**TASK OBJECTIVE**
From the listing below, pull out all lines with "location" in them.

--- START ---

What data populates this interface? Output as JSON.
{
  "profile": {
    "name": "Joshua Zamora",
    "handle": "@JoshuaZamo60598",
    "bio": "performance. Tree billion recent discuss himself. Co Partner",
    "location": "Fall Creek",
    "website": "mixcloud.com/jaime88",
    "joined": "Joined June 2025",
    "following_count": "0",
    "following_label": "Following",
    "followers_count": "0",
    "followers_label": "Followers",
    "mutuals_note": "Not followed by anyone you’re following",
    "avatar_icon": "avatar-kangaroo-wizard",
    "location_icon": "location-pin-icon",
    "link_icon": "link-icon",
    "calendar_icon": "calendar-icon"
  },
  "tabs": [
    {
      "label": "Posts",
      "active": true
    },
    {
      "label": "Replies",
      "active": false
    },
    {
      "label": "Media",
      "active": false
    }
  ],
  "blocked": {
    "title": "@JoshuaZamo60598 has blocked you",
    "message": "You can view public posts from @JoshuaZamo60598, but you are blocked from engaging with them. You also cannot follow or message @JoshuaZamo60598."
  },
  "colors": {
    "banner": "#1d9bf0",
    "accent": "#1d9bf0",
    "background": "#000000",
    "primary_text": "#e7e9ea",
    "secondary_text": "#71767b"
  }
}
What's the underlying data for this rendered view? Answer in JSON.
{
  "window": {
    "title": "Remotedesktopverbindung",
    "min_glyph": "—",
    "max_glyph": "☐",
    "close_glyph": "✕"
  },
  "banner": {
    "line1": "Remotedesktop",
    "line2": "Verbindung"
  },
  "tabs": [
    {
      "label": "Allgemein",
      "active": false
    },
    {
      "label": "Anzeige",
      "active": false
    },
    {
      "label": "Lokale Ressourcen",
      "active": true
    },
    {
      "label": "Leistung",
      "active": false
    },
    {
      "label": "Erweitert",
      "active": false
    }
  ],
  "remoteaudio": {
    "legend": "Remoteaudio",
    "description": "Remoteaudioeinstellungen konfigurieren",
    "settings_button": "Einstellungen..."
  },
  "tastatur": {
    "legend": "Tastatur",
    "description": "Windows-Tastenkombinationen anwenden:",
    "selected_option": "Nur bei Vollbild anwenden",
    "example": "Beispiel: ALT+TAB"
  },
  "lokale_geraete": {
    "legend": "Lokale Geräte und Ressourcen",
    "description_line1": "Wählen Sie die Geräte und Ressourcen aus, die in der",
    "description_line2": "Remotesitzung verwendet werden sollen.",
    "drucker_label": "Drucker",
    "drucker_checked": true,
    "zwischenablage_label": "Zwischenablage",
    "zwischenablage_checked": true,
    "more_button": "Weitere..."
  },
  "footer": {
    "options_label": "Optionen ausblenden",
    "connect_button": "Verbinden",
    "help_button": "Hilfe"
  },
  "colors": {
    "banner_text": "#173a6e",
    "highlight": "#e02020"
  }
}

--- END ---

**COMPLETED TASK**
    "location": "Fall Creek",
    "location_icon": "location-pin-icon",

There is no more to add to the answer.